Obsidian can have Notion-like database views with a community plugin.

I maintain lists of certain things that I may want to take notes on as well:

I haven’t created this area in my Obsidian setup yet (I don’t develop something like this until the need arises). I already know that there are plugins for Obsidian that allow you to create Notion-like database views. That means you can configure the metadata you want to track for your list by clicking it together.


Obsidian’s mobile app is excellent and super consistent with desktop behaviour. The only difference is that it works via touch and the smaller display.

A swipe from the left opens the left menu (e.g. folder view). A swipe from the right opens the right menu (e.g. tags or tasks view). A swipe from the top opens the “Command Palette”, where you can pin specific commands.

For example, I have set up a few QuickAdds where I can quickly enter thoughts (bullets), tasks, or journal entries that get automatically put into the correct periodic note.


My list of activated plugins

I have customized Obsidian very much to my needs. In the picture, you can see most of the plugins I installed (you can select them directly in Obsidian for installation, there is a catalogue for community plugins).

Some notable examples:

  • I installed Grammarly on my notebook (this is not a plugin but a separate app); it can also check English grammar in the obsidian client. This way, you can improve your grammar while writing your journal.
  • Periodic Notes: essential for that daily/weekly/monthly/quarterly note-driven workflow
  • Outliner: essential if you want to move bullet points around a lot, i.e. via hot keys (up, down, indent, unindent)
  • QuickAdd: important for quick-capturing notes on the fly and especially on mobile. You can set up commands, e.g. capturing a task or an idea you have in mind automatically just into the right periodic note.
  • GhostFade Focus: Helps to focus on a specific part of your notes (see image below
  • Readwise: https://readwise.io/ enables spaced repetition on the book notes you take on your kindle or other sources. It takes all of your highlights and imports them into your Obsidian vault.
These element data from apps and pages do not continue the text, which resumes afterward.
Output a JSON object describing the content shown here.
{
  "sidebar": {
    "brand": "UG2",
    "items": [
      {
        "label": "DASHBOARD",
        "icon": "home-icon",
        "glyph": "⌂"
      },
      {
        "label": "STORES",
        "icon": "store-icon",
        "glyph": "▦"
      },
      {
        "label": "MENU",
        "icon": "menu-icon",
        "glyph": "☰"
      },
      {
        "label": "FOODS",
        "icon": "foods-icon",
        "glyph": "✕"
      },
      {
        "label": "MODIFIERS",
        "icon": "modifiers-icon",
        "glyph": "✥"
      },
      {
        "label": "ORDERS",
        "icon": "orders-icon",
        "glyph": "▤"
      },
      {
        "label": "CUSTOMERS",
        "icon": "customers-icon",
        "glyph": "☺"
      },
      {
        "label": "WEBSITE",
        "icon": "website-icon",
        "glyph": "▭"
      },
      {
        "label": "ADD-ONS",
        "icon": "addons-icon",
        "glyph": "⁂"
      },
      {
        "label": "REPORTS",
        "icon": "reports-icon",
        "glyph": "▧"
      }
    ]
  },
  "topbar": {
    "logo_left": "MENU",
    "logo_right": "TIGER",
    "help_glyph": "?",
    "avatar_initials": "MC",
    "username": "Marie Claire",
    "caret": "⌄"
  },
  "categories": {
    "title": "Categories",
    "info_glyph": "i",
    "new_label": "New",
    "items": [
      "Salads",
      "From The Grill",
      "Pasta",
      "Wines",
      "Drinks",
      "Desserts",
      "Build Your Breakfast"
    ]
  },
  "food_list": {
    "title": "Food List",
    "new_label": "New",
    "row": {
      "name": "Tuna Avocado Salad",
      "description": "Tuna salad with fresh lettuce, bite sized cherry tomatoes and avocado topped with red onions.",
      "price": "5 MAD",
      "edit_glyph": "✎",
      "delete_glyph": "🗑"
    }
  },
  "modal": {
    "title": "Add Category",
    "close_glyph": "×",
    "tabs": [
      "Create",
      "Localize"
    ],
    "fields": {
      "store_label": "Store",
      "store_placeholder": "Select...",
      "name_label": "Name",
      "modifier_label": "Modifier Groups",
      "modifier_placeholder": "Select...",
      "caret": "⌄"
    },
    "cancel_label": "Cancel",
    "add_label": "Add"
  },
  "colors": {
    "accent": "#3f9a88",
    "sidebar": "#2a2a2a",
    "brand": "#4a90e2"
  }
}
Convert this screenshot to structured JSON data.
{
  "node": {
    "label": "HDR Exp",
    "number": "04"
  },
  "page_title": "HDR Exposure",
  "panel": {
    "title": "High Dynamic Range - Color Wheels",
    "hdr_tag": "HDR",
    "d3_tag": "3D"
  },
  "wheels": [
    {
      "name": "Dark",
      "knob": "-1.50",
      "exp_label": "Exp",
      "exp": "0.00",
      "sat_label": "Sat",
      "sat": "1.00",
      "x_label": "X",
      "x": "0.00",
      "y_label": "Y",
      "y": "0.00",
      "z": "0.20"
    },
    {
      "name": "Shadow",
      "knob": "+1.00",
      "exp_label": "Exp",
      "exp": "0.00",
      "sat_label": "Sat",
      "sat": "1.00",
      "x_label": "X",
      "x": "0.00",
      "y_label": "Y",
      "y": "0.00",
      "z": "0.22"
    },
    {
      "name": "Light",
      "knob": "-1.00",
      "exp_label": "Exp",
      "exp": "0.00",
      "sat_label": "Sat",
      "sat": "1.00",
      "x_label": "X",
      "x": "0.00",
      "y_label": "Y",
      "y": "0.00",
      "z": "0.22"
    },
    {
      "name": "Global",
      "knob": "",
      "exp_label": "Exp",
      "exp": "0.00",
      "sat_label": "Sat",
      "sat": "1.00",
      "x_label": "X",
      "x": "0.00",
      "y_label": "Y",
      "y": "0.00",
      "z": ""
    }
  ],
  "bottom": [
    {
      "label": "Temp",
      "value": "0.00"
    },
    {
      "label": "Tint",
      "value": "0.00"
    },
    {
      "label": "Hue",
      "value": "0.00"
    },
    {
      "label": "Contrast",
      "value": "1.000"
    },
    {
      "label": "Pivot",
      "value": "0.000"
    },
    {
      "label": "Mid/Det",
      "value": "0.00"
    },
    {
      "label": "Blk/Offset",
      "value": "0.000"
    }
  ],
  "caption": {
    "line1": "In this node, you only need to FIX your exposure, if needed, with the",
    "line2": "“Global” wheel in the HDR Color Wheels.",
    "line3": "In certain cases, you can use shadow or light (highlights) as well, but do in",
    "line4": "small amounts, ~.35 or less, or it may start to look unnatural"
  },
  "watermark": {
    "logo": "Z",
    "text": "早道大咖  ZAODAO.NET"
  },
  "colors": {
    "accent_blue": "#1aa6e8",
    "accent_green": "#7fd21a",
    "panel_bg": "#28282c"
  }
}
It’s fantastic to have all your favourite quotes in there.
  • Tag wrangler (not in image): puts a tree view of your tags on your sidebar
  • Completed Task Display (not in picture): adds a button that hides all completed checklist items in your note.
  • Carry-Forward and Copy Block link (not in picture): add some helpers to get embed links for blocks. If you want to reference a quote, you don’t want to copy it but embed it from its source file into your current note. You can do that out of the box by searching for blocks by typing [[^^searchterm  , but these two plugins help to get links via mouse click.

For the UI design, I chose the "Things" theme you can select in the "Appearance" part of Obsidian's settings.

Also, a note about syncing: if all your devices are Apple, it just syncs via iCloud. If you're switching between Windows and Mac, like you do, you'll either have to set up custom synchronization (git, Google Drive, Onedrive, etc.), or you can use Obsidian's $8/month synch option like I did.

GhostFade Focus plugin

How can you replicate my Obsidian setup for yourself?

If you like how I set up Obsidian for me, I’d like to share how you can reproduce it. You can find it in this followup article for free:

You can now download a copy of the Deliberate Diligence Obsidian Vault Kickstarter Template
This post is a follow-up to my article from a couple of days ago, where I described how I switched from Roam Research to Obsidian with a customized setup: I was wrong, and Obsidian is better than Roam, after all: this is my customized setup.In one of my first

Feel free to subscribe to this blog to get notified via E-mail when the template and introduction video is ready!